Opinion: A PR playbook for avoiding opportunism in the COVID-19 crisis
It goes without saying that the COVID-19 outbreak has severely impacted the daily operations of most businesses, in too many harmful ways. Ad agencies, production companies and their brand clients have had challenging hurdles to face during these unprecedented times. Understandably, these companies want to address uncertainties within their clients, teams, followers and corporate peers, either by reassuring the continuity of their normal operations (albeit remote), or by denoting other short-term and long-term changes.
From a public relations standpoint, there is a right and decidedly wrong way to broach a crisis. As email recipients everywhere have frayed nerves due to their own personal concerns about the COVID-19 outbreak, messages, however well-intended, can be construed as seizing on a disaster for personal gain, which can have long-term brand image repercussions beyond the lifespan of a virus. You don’t want your company to be remembered as the first one to send a sales newsletter pitching their uninterrupted services or “fun” virtual workflow after everyone was sent home—fearing for the health of their families and the potential loss of their jobs.
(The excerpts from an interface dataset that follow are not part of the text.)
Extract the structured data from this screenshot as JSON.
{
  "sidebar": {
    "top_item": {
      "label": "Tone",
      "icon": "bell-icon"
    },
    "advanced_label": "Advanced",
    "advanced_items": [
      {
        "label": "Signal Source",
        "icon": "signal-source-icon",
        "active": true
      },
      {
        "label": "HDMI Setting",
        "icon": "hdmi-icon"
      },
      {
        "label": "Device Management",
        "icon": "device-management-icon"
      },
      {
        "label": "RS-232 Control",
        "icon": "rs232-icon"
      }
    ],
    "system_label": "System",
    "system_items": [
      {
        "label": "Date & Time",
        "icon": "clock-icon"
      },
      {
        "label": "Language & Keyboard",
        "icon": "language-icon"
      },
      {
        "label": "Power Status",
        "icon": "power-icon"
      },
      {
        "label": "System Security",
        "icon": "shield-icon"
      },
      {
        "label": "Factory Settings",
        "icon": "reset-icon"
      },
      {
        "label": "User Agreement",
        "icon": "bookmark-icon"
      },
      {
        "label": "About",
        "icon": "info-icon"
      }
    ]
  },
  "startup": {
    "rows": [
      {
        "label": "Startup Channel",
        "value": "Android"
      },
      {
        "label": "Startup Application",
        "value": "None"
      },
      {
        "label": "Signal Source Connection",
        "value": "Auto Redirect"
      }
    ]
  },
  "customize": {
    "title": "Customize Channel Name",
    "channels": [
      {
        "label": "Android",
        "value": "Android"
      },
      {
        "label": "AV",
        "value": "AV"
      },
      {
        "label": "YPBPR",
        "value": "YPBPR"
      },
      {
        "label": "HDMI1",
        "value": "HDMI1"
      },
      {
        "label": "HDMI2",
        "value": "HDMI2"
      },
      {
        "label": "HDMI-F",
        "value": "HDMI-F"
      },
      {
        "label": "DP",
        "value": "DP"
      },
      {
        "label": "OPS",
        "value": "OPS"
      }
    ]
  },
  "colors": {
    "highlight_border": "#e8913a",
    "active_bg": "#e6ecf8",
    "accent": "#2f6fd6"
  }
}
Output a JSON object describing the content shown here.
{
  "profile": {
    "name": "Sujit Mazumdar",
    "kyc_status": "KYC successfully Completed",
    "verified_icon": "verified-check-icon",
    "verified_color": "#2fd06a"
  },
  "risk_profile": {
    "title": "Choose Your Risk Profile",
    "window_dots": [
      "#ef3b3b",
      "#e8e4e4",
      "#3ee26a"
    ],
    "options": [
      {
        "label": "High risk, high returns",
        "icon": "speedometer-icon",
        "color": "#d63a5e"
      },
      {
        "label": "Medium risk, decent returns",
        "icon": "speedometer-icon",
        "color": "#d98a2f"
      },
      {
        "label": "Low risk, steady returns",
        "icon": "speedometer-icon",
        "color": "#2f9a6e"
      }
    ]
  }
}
In a time where the consistency and future of everyone’s professional and personal lives are being interrupted by the hour, it is essential that the tone and content of all outward-facing messaging be as sensitive as ever.
Here is a rundown of helpful messaging, as well as verbiage you definitely want to avoid, during this difficult time:
Don't pretend things are still okay—or even normal. You don’t know what every individual client or team member is going through, and forced optimism without pragmatism can read as insensitive at best. Keep pleasantries earnest, without ignoring the current state of the world. A “business as usual” message can seem tone deaf.
Don't promote the superiority of your remote tools. We know you want to reassure your clients that you can perform day-to-day work from home, but heavily upselling now is insensitive. Just state the facts. Focus on being solutions-oriented, not opportunistic.
Don't play expert. If your clients have any questions pertaining to the virus or economic fallout, guide them to CDC updates and pertinent health organizations. Don’t pretend to be an expert on COVID-19 or play doctor; it’s dangerous as much as it is callous.
Do prioritize the recipients’ well-being. Prioritize the well-being of humans—your own teams, the clients you interface with, etc.—before concerns about your business gains or losses. Continue to lead your messaging with wishing others well in this difficult time. When communicating with clients and employees, providing insight from a standpoint of comradery has proven beneficial. We are all going through this together and rallying to tackle a shared challenge is a powerful tool in uncertain times.
Do keep your messaging factual. When keeping your clients informed of your adjusted workflows, avoid language that can be construed as one-upmanship, or salesy. Can you perform all your functions remotely? If not, which ones? What are your new hours? These are questions your clients actually need to have answered. Brands that appear opportunistic, whether intentional or not, are met with swift backlash.
Do consider your social media feed. Think about pausing pre-scheduled social media posts, reviewing them to make sure the tone and content is appropriate to share in the light of current circumstances, such as quarantine and social distancing. Before publishing any verbiage, consider your messaging through the lens of "is this appropriate at this point in time?"
Do your part. Consider how you can provide value or assistance to the community during this time of shared challenges. Moments of positivity and hope in times of crisis will go a long way toward engendering long-term positive brand awareness for your company. Simply creating a short piece of content that fosters community at a time of required distance will bring you closer to your clients.
The COVID-19 pandemic will hopefully end as quickly as possible, but decisions your company makes now will follow your brand beyond the life of the crisis. Approaching your own teams, clients and audiences thoughtfully—not as monoliths, but as individual people with their own fears and trials to face—will set the course for sensitive and thoughtful communication. As the situation unfolds and we continue to distance ourselves form one another physically, it’s a great time to double down on making sure that your communications are more human than ever.